* About this exercise:
Take the entries that follow and write each one out exactly.

* Items listed in a dataset:
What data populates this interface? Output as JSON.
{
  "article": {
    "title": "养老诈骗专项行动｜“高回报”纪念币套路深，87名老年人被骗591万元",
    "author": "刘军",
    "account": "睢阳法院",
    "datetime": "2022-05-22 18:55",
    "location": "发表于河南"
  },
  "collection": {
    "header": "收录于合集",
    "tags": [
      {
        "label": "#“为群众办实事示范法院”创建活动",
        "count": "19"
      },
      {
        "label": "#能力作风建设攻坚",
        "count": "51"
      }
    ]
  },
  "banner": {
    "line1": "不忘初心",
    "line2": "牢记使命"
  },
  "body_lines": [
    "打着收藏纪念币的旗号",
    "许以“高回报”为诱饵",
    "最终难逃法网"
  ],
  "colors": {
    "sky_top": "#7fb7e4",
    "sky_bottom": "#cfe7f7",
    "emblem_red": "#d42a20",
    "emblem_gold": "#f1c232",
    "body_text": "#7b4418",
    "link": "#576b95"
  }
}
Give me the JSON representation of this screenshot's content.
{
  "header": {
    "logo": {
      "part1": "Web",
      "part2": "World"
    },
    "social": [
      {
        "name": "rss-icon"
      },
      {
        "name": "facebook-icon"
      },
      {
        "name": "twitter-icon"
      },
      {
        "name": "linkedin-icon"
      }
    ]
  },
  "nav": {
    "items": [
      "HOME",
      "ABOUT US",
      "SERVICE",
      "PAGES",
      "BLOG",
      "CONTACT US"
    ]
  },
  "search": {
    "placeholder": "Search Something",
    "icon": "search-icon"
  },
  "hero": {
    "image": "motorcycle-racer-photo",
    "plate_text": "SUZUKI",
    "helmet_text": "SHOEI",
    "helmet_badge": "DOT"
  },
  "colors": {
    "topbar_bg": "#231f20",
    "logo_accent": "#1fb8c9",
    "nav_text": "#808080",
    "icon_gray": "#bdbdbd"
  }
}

* Response area:
What data populates this interface? Output as JSON.
{
  "article": {
    "title": "养老诈骗专项行动｜“高回报”纪念币套路深，87名老年人被骗591万元",
    "author": "刘军",
    "account": "睢阳法院",
    "datetime": "2022-05-22 18:55",
    "location": "发表于河南"
  },
  "collection": {
    "header": "收录于合集",
    "tags": [
      {
        "label": "#“为群众办实事示范法院”创建活动",
        "count": "19"
      },
      {
        "label": "#能力作风建设攻坚",
        "count": "51"
      }
    ]
  },
  "banner": {
    "line1": "不忘初心",
    "line2": "牢记使命"
  },
  "body_lines": [
    "打着收藏纪念币的旗号",
    "许以“高回报”为诱饵",
    "最终难逃法网"
  ],
  "colors": {
    "sky_top": "#7fb7e4",
    "sky_bottom": "#cfe7f7",
    "emblem_red": "#d42a20",
    "emblem_gold": "#f1c232",
    "body_text": "#7b4418",
    "link": "#576b95"
  }
}
Give me the JSON representation of this screenshot's content.
{
  "header": {
    "logo": {
      "part1": "Web",
      "part2": "World"
    },
    "social": [
      {
        "name": "rss-icon"
      },
      {
        "name": "facebook-icon"
      },
      {
        "name": "twitter-icon"
      },
      {
        "name": "linkedin-icon"
      }
    ]
  },
  "nav": {
    "items": [
      "HOME",
      "ABOUT US",
      "SERVICE",
      "PAGES",
      "BLOG",
      "CONTACT US"
    ]
  },
  "search": {
    "placeholder": "Search Something",
    "icon": "search-icon"
  },
  "hero": {
    "image": "motorcycle-racer-photo",
    "plate_text": "SUZUKI",
    "helmet_text": "SHOEI",
    "helmet_badge": "DOT"
  },
  "colors": {
    "topbar_bg": "#231f20",
    "logo_accent": "#1fb8c9",
    "nav_text": "#808080",
    "icon_gray": "#bdbdbd"
  }
}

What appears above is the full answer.